All rights reserved. No part of this excerpt may be reproduced or reprinted without permission in writing from the publisher.
Excerpts are provided by Dial-A-Book Inc. solely for the personal use of visitors to this web site.
Table of Contents
INTRODUCTION: A VERY REASONABLE CRAFT,
CHAPTER 1 YOUR DYE STUDIO,
CHAPTER 2 FIBERS TO DYE FOR,
CHAPTER 3 DYES TO TRY,
CHAPTER 4 COLOR POWER,
CHAPTER 5 NO-FEAR DYEING,
CHAPTER 6 SHOW-OFF PATTERNS,
Most Helpful Customer Reviews
When I moved to Alaska and could only take 12 Rubbermaid totes with me, this book was a must have for my now very limited knitting library. Gail has covered many aspects of dyeing in this very colorful guide with easy to understand terms without repeating herself to the point of redundancy like most other books I have picked up. There is a technique for everyone from children to anyone seasoned in this art. The pictures are beautiful, inspirational, and relay the idea behind the directions. This is a must have for anyone looking to expand their knowledge in fiber arts.
This book is a wonderful resource for anyone interested in learning to dye yarn and fiber. The explanations and photographs are clear and easy to understand. I've tried several of Gail's methods and they all work. Her explanation of color theory is really helpful. I find this book very inspiring.
This book may well contain all I will ever need to know to dye almost any fiber. The directions are concise and easy to understand.
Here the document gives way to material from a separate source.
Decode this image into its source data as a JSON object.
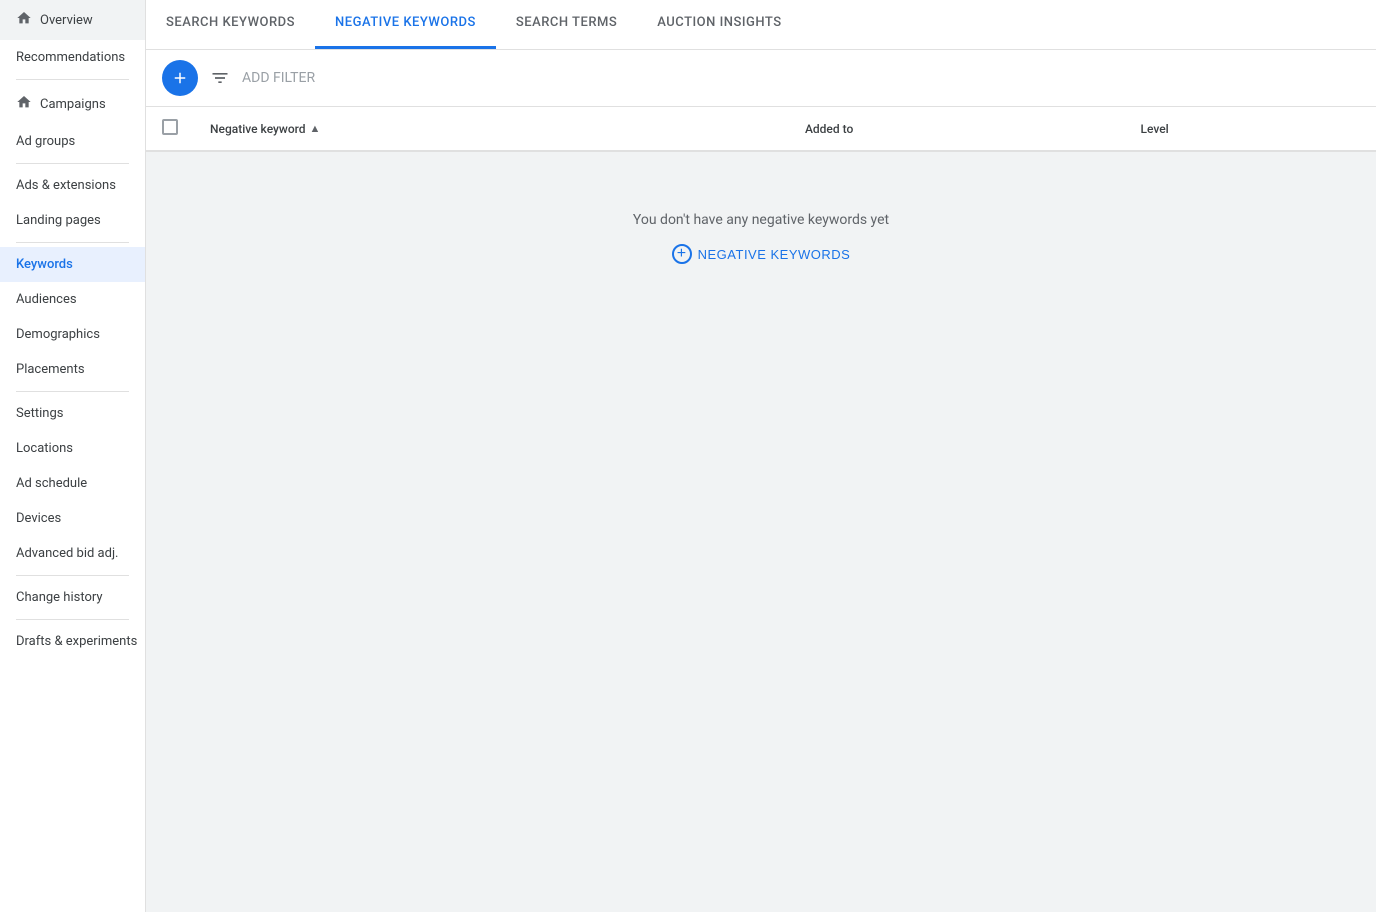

Why dont you warn first If you dont sell out of US :( ( and I gave 1 star for you, not for book!